A Living Trust is a financial tool that lets you plan, organize, and protect your life. It’s a personal entity that allows you to add assets and plan out your inheritance. Eliminating legal battles, cost, and time spent by your loved ones. 

Think of it like a personal LLC that you put everything you own in. Except it doesn’t protect you from liability like an LLC does, it protects you from probate and conservatorship. 

Probate is the complicated court process (12-18 months) where a judge decides what happens to your assets after you die, become incapacitated, or are “deemed” incapable. Creating a living trust allows your assets to completely circumvent probate and immediately transfer to your loved ones. 

In addition to being able to name heirs (your beneficiaries), a Trust also allows you to assign someone to manage it (your successor trustee). Instead of going through probate, your Successor Trustee takes control of the Trust, handles your affairs, and distributes your assets according to your instructions. The person you select as Successor Trustee should be your most trusted person. Like a best friend or closest family member.

At Dynasty, we believe everyone should have a Living Trust. If you have children, assets, or plan to acquire assets in the future, you should create a Trust.
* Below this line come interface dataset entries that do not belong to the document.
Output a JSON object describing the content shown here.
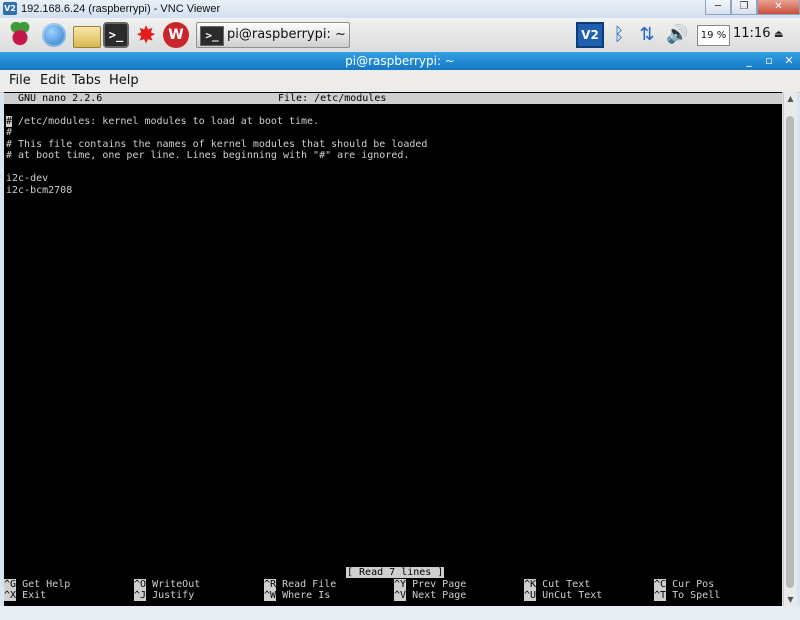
{
  "vnc_window": {
    "logo": "V2",
    "title": "192.168.6.24 (raspberrypi) - VNC Viewer",
    "buttons": {
      "minimize": "─",
      "maximize": "❐",
      "close": "✕"
    }
  },
  "panel": {
    "launchers": [
      {
        "icon": "raspberry-icon"
      },
      {
        "icon": "globe-icon"
      },
      {
        "icon": "folder-icon"
      },
      {
        "icon": "terminal-icon",
        "glyph": ">_"
      },
      {
        "icon": "burst-icon",
        "glyph": "✸"
      },
      {
        "icon": "wolf-icon",
        "glyph": "W"
      }
    ],
    "task": {
      "icon_glyph": ">_",
      "label": "pi@raspberrypi: ~"
    },
    "tray": {
      "vnc_glyph": "V2",
      "bluetooth_glyph": "ᛒ",
      "network_glyph": "⇅",
      "volume_glyph": "🔊",
      "cpu": "19 %",
      "clock": "11:16",
      "eject_glyph": "⏏"
    }
  },
  "terminal": {
    "title": "pi@raspberrypi: ~",
    "title_buttons": {
      "minimize": "_",
      "maximize": "▫",
      "close": "✕"
    },
    "menu": [
      "File",
      "Edit",
      "Tabs",
      "Help"
    ]
  },
  "nano": {
    "version": "GNU nano 2.2.6",
    "file": "File: /etc/modules",
    "lines": [
      " /etc/modules: kernel modules to load at boot time.",
      "#",
      "# This file contains the names of kernel modules that should be loaded",
      "# at boot time, one per line. Lines beginning with \"#\" are ignored.",
      "",
      "i2c-dev",
      "i2c-bcm2708"
    ],
    "cursor_char": "#",
    "status": "[ Read 7 lines ]",
    "shortcuts_row1": [
      {
        "key": "^G",
        "label": "Get Help"
      },
      {
        "key": "^O",
        "label": "WriteOut"
      },
      {
        "key": "^R",
        "label": "Read File"
      },
      {
        "key": "^Y",
        "label": "Prev Page"
      },
      {
        "key": "^K",
        "label": "Cut Text"
      },
      {
        "key": "^C",
        "label": "Cur Pos"
      }
    ],
    "shortcuts_row2": [
      {
        "key": "^X",
        "label": "Exit"
      },
      {
        "key": "^J",
        "label": "Justify"
      },
      {
        "key": "^W",
        "label": "Where Is"
      },
      {
        "key": "^V",
        "label": "Next Page"
      },
      {
        "key": "^U",
        "label": "UnCut Text"
      },
      {
        "key": "^T",
        "label": "To Spell"
      }
    ]
  },
  "scrollbar": {
    "up": "▲",
    "down": "▼"
  }
}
That way when you buy your next home, open a bank or brokerage account, get startup shares, etc. – you can immediately title them in your trust.